> [About this task] Make an exact copy of the listing below. Pictures stay out of it.

> [Data to process]
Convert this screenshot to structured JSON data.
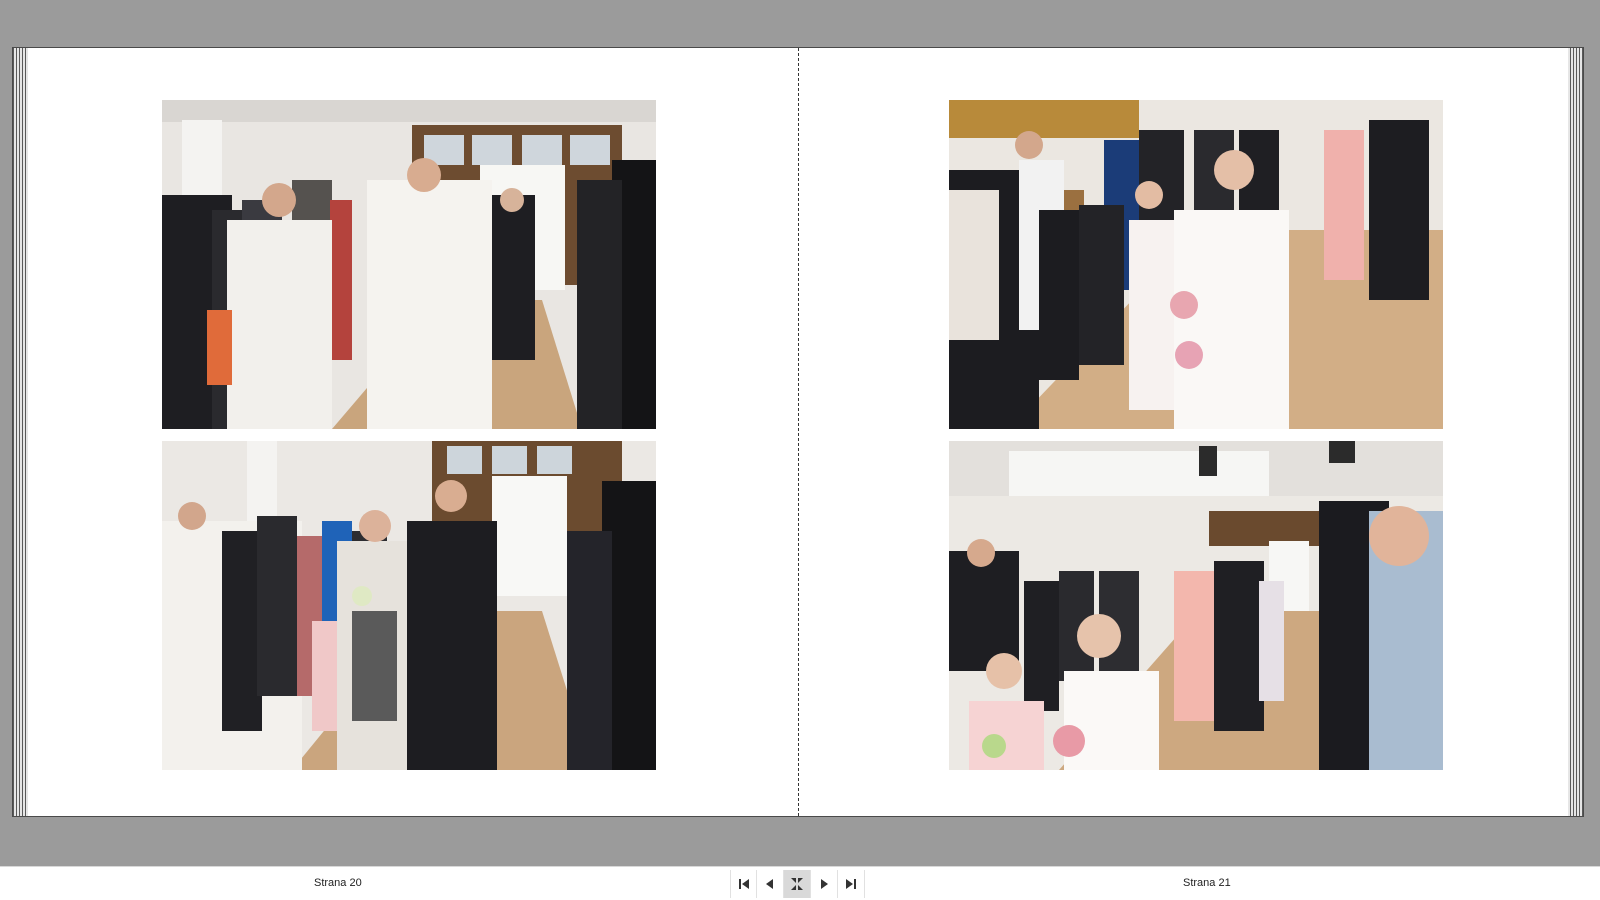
{
  "pages": {
    "left": {
      "label": "Strana 20"
    },
    "right": {
      "label": "Strana 21"
    }
  },
  "navigation": {
    "buttons": [
      "first-page-icon",
      "previous-page-icon",
      "fit-view-icon",
      "next-page-icon",
      "last-page-icon"
    ]
  },
  "colors": {
    "viewer_background": "#9b9b9b",
    "page_background": "#ffffff",
    "floor": "#c9a57d",
    "suit": "#1e1e22",
    "white_robe": "#f2f0ec",
    "pink_dress": "#f1b3b0"
  }
}
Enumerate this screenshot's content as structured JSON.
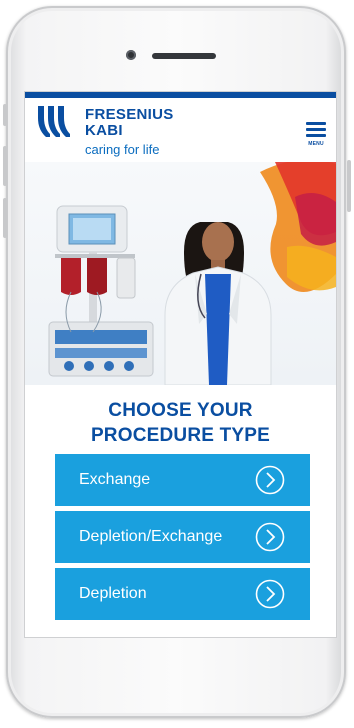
{
  "brand": {
    "name_line1": "FRESENIUS",
    "name_line2": "KABI",
    "tagline": "caring for life",
    "color": "#0a4ea1"
  },
  "menu": {
    "label": "MENU",
    "icon": "hamburger-icon"
  },
  "heading": {
    "line1": "CHOOSE YOUR",
    "line2": "PROCEDURE TYPE"
  },
  "procedures": [
    {
      "label": "Exchange",
      "icon": "chevron-circle-right-icon"
    },
    {
      "label": "Depletion/Exchange",
      "icon": "chevron-circle-right-icon"
    },
    {
      "label": "Depletion",
      "icon": "chevron-circle-right-icon"
    }
  ],
  "colors": {
    "accent": "#1aa0de",
    "brand": "#0a4ea1"
  }
}
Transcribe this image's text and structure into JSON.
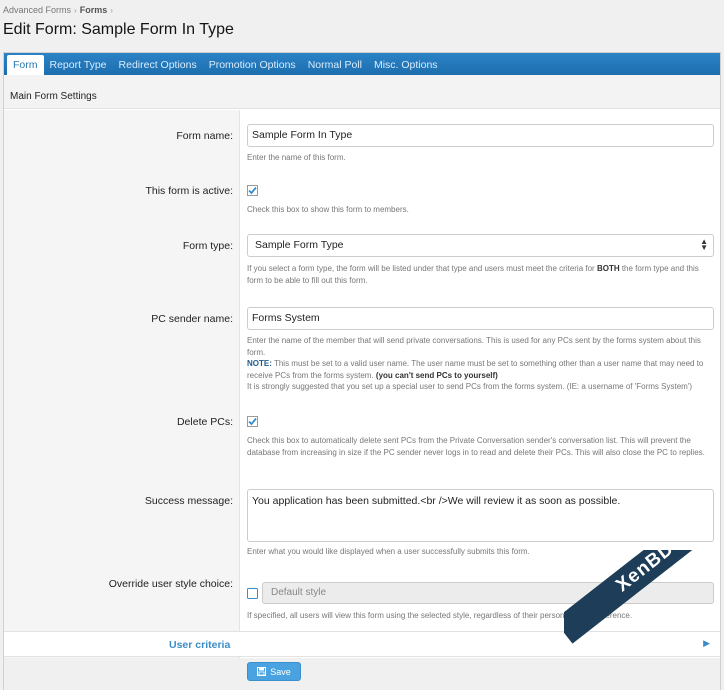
{
  "breadcrumb": {
    "items": [
      "Advanced Forms",
      "Forms"
    ]
  },
  "page": {
    "title": "Edit Form: Sample Form In Type"
  },
  "tabs": [
    {
      "label": "Form",
      "active": true
    },
    {
      "label": "Report Type"
    },
    {
      "label": "Redirect Options"
    },
    {
      "label": "Promotion Options"
    },
    {
      "label": "Normal Poll"
    },
    {
      "label": "Misc. Options"
    }
  ],
  "section": {
    "title": "Main Form Settings"
  },
  "fields": {
    "form_name": {
      "label": "Form name:",
      "value": "Sample Form In Type",
      "hint": "Enter the name of this form."
    },
    "active": {
      "label": "This form is active:",
      "checked": true,
      "hint": "Check this box to show this form to members."
    },
    "form_type": {
      "label": "Form type:",
      "value": "Sample Form Type",
      "hint_pre": "If you select a form type, the form will be listed under that type and users must meet the criteria for ",
      "hint_bold": "BOTH",
      "hint_post": " the form type and this form to be able to fill out this form."
    },
    "pc_sender": {
      "label": "PC sender name:",
      "value": "Forms System",
      "hint_line1": "Enter the name of the member that will send private conversations. This is used for any PCs sent by the forms system about this form.",
      "note_label": "NOTE:",
      "note_text": " This must be set to a valid user name. The user name must be set to something other than a user name that may need to receive PCs from the forms system. ",
      "note_bold": "(you can't send PCs to yourself)",
      "hint_line3": "It is strongly suggested that you set up a special user to send PCs from the forms system. (IE: a username of 'Forms System')"
    },
    "delete_pcs": {
      "label": "Delete PCs:",
      "checked": true,
      "hint": "Check this box to automatically delete sent PCs from the Private Conversation sender's conversation list. This will prevent the database from increasing in size if the PC sender never logs in to read and delete their PCs. This will also close the PC to replies."
    },
    "success_message": {
      "label": "Success message:",
      "value": "You application has been submitted.<br />We will review it as soon as possible.",
      "hint": "Enter what you would like displayed when a user successfully submits this form."
    },
    "override_style": {
      "label": "Override user style choice:",
      "checked": false,
      "select_value": "Default style",
      "hint": "If specified, all users will view this form using the selected style, regardless of their personal style preference."
    }
  },
  "user_criteria": {
    "label": "User criteria"
  },
  "footer": {
    "save_label": "Save"
  },
  "watermark": {
    "text": "XenBD.Com"
  },
  "colors": {
    "accent": "#2b82c6",
    "link": "#3a8dc9",
    "button": "#4aa3e0"
  }
}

> [Solution to the problem]
Convert this screenshot to structured JSON data.
{
  "pages": {
    "left": {
      "label": "Strana 20"
    },
    "right": {
      "label": "Strana 21"
    }
  },
  "navigation": {
    "buttons": [
      "first-page-icon",
      "previous-page-icon",
      "fit-view-icon",
      "next-page-icon",
      "last-page-icon"
    ]
  },
  "colors": {
    "viewer_background": "#9b9b9b",
    "page_background": "#ffffff",
    "floor": "#c9a57d",
    "suit": "#1e1e22",
    "white_robe": "#f2f0ec",
    "pink_dress": "#f1b3b0"
  }
}
Enumerate this screenshot's content as structured JSON.
{
  "brand": {
    "name_line1": "FRESENIUS",
    "name_line2": "KABI",
    "tagline": "caring for life",
    "color": "#0a4ea1"
  },
  "menu": {
    "label": "MENU",
    "icon": "hamburger-icon"
  },
  "heading": {
    "line1": "CHOOSE YOUR",
    "line2": "PROCEDURE TYPE"
  },
  "procedures": [
    {
      "label": "Exchange",
      "icon": "chevron-circle-right-icon"
    },
    {
      "label": "Depletion/Exchange",
      "icon": "chevron-circle-right-icon"
    },
    {
      "label": "Depletion",
      "icon": "chevron-circle-right-icon"
    }
  ],
  "colors": {
    "accent": "#1aa0de",
    "brand": "#0a4ea1"
  }
}
Transcribe this image's text and structure into JSON.
{
  "breadcrumb": {
    "items": [
      "Advanced Forms",
      "Forms"
    ]
  },
  "page": {
    "title": "Edit Form: Sample Form In Type"
  },
  "tabs": [
    {
      "label": "Form",
      "active": true
    },
    {
      "label": "Report Type"
    },
    {
      "label": "Redirect Options"
    },
    {
      "label": "Promotion Options"
    },
    {
      "label": "Normal Poll"
    },
    {
      "label": "Misc. Options"
    }
  ],
  "section": {
    "title": "Main Form Settings"
  },
  "fields": {
    "form_name": {
      "label": "Form name:",
      "value": "Sample Form In Type",
      "hint": "Enter the name of this form."
    },
    "active": {
      "label": "This form is active:",
      "checked": true,
      "hint": "Check this box to show this form to members."
    },
    "form_type": {
      "label": "Form type:",
      "value": "Sample Form Type",
      "hint_pre": "If you select a form type, the form will be listed under that type and users must meet the criteria for ",
      "hint_bold": "BOTH",
      "hint_post": " the form type and this form to be able to fill out this form."
    },
    "pc_sender": {
      "label": "PC sender name:",
      "value": "Forms System",
      "hint_line1": "Enter the name of the member that will send private conversations. This is used for any PCs sent by the forms system about this form.",
      "note_label": "NOTE:",
      "note_text": " This must be set to a valid user name. The user name must be set to something other than a user name that may need to receive PCs from the forms system. ",
      "note_bold": "(you can't send PCs to yourself)",
      "hint_line3": "It is strongly suggested that you set up a special user to send PCs from the forms system. (IE: a username of 'Forms System')"
    },
    "delete_pcs": {
      "label": "Delete PCs:",
      "checked": true,
      "hint": "Check this box to automatically delete sent PCs from the Private Conversation sender's conversation list. This will prevent the database from increasing in size if the PC sender never logs in to read and delete their PCs. This will also close the PC to replies."
    },
    "success_message": {
      "label": "Success message:",
      "value": "You application has been submitted.<br />We will review it as soon as possible.",
      "hint": "Enter what you would like displayed when a user successfully submits this form."
    },
    "override_style": {
      "label": "Override user style choice:",
      "checked": false,
      "select_value": "Default style",
      "hint": "If specified, all users will view this form using the selected style, regardless of their personal style preference."
    }
  },
  "user_criteria": {
    "label": "User criteria"
  },
  "footer": {
    "save_label": "Save"
  },
  "watermark": {
    "text": "XenBD.Com"
  },
  "colors": {
    "accent": "#2b82c6",
    "link": "#3a8dc9",
    "button": "#4aa3e0"
  }
}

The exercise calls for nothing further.